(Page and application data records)
[Start of Attachment]
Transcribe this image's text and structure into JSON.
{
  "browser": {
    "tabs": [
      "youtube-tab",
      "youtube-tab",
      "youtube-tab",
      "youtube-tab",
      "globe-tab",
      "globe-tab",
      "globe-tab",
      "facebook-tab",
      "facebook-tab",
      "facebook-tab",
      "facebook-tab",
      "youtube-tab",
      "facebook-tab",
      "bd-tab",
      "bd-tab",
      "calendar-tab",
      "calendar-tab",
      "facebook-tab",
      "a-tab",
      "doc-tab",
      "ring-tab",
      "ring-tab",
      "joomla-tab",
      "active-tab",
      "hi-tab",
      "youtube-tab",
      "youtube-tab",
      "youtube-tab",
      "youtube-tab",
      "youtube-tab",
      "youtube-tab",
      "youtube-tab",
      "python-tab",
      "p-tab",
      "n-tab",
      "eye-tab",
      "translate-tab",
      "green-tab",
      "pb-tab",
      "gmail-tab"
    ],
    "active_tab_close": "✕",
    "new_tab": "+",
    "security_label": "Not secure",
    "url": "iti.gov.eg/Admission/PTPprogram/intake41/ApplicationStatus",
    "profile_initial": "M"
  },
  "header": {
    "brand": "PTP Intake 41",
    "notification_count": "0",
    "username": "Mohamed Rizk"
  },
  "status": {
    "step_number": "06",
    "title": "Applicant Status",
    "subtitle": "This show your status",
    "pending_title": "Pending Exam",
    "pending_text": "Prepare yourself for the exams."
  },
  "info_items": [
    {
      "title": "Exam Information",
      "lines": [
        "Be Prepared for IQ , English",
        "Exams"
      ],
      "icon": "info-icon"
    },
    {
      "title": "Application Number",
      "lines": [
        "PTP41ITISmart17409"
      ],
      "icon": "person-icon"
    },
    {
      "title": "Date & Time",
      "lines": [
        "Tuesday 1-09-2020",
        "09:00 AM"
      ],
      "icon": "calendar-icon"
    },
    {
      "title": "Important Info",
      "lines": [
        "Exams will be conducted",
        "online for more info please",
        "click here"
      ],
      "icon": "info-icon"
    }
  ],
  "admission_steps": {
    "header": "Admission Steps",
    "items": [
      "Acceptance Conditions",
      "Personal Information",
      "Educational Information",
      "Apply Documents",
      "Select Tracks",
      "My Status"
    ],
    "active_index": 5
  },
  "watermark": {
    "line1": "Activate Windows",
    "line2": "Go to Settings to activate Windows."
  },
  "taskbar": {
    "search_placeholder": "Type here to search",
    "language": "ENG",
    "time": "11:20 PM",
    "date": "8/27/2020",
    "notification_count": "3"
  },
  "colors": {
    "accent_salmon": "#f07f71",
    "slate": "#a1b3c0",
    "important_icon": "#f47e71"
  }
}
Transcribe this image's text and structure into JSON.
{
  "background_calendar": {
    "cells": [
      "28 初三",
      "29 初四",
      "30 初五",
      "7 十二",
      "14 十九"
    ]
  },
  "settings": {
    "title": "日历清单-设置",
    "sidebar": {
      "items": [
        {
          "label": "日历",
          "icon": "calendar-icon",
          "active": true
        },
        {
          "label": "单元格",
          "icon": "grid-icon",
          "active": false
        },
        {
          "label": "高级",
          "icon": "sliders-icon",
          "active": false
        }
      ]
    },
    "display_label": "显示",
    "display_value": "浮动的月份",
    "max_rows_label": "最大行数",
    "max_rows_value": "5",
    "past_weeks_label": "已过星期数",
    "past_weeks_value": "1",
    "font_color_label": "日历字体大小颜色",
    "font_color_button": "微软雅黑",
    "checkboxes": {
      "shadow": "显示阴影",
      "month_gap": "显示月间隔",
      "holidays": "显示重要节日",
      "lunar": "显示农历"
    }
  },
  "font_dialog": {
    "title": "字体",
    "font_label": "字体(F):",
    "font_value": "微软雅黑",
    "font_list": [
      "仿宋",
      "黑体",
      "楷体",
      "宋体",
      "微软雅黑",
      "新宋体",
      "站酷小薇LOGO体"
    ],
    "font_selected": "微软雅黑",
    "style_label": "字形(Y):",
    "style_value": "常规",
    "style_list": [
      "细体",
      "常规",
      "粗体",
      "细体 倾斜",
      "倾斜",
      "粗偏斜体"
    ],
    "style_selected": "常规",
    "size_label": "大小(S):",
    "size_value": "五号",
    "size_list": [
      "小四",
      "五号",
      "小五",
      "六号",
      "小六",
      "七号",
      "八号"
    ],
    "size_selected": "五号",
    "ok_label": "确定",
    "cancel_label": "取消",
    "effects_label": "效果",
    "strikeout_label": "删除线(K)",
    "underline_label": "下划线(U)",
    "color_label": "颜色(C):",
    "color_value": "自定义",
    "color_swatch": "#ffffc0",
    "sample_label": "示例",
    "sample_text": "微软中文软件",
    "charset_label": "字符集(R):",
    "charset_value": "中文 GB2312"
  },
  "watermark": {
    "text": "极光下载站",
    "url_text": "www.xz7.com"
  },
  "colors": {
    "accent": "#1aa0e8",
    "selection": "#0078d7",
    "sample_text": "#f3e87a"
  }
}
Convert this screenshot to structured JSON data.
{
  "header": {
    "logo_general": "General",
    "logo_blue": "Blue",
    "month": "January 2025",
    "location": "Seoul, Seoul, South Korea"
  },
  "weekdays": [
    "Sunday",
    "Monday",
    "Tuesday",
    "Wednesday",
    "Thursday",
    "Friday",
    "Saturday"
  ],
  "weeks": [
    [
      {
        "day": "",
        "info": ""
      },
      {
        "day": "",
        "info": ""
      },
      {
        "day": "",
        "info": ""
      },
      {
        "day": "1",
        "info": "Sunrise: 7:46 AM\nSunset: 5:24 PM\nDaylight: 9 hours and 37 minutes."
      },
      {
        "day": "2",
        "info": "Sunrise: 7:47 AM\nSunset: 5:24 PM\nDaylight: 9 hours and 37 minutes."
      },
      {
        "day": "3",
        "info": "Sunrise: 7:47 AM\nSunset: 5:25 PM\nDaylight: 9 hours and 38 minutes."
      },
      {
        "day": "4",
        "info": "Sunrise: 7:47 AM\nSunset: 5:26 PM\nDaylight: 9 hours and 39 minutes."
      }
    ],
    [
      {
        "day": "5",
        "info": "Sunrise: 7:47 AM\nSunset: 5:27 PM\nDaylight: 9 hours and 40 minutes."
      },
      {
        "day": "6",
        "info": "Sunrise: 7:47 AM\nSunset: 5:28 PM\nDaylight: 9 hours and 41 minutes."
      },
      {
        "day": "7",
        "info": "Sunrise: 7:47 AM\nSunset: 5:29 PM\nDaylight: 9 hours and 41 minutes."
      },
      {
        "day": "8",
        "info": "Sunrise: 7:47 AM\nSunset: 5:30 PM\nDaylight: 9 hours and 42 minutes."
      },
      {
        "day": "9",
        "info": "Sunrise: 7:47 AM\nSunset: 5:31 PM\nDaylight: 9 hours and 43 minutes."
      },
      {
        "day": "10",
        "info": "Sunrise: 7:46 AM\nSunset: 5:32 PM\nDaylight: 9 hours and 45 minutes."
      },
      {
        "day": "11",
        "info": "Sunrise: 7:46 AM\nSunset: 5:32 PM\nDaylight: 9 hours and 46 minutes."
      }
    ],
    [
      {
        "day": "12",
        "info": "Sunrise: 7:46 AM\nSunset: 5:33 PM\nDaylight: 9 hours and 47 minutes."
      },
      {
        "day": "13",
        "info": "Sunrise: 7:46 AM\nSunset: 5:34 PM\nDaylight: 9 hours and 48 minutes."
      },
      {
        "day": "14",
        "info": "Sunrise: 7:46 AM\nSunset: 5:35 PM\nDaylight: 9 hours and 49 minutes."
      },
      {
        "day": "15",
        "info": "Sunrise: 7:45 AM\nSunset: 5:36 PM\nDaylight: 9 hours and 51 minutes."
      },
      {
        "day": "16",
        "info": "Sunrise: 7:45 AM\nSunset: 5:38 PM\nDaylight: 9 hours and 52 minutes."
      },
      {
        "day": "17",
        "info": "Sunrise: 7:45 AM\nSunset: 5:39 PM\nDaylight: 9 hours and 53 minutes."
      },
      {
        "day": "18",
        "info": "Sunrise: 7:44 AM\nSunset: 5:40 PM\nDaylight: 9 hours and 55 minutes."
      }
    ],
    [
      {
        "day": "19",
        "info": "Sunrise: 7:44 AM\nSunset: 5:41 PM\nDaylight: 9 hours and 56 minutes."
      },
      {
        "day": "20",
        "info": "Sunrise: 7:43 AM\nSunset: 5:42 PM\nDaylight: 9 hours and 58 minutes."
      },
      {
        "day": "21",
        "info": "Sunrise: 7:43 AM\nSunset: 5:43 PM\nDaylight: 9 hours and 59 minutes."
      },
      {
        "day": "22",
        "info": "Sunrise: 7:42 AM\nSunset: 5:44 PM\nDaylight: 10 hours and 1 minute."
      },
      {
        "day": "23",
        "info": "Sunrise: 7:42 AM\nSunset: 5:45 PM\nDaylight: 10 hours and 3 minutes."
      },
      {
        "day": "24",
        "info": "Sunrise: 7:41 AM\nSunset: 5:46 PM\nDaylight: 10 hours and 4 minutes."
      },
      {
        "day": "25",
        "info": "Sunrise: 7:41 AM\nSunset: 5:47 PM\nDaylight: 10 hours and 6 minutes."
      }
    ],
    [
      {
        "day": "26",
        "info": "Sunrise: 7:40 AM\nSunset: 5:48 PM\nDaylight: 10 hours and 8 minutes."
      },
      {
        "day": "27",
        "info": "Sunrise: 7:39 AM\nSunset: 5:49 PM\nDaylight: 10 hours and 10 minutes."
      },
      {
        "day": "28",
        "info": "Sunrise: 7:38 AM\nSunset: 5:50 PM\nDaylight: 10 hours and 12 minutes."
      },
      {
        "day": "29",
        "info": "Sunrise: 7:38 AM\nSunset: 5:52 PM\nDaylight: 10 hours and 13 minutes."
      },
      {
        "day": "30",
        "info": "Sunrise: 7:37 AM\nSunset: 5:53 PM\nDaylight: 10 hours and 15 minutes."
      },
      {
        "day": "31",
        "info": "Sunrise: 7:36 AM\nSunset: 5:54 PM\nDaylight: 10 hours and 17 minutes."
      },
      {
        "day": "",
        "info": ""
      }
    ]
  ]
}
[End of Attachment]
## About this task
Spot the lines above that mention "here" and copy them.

## Reply to the task
        "click here"
    "search_placeholder": "Type here to search",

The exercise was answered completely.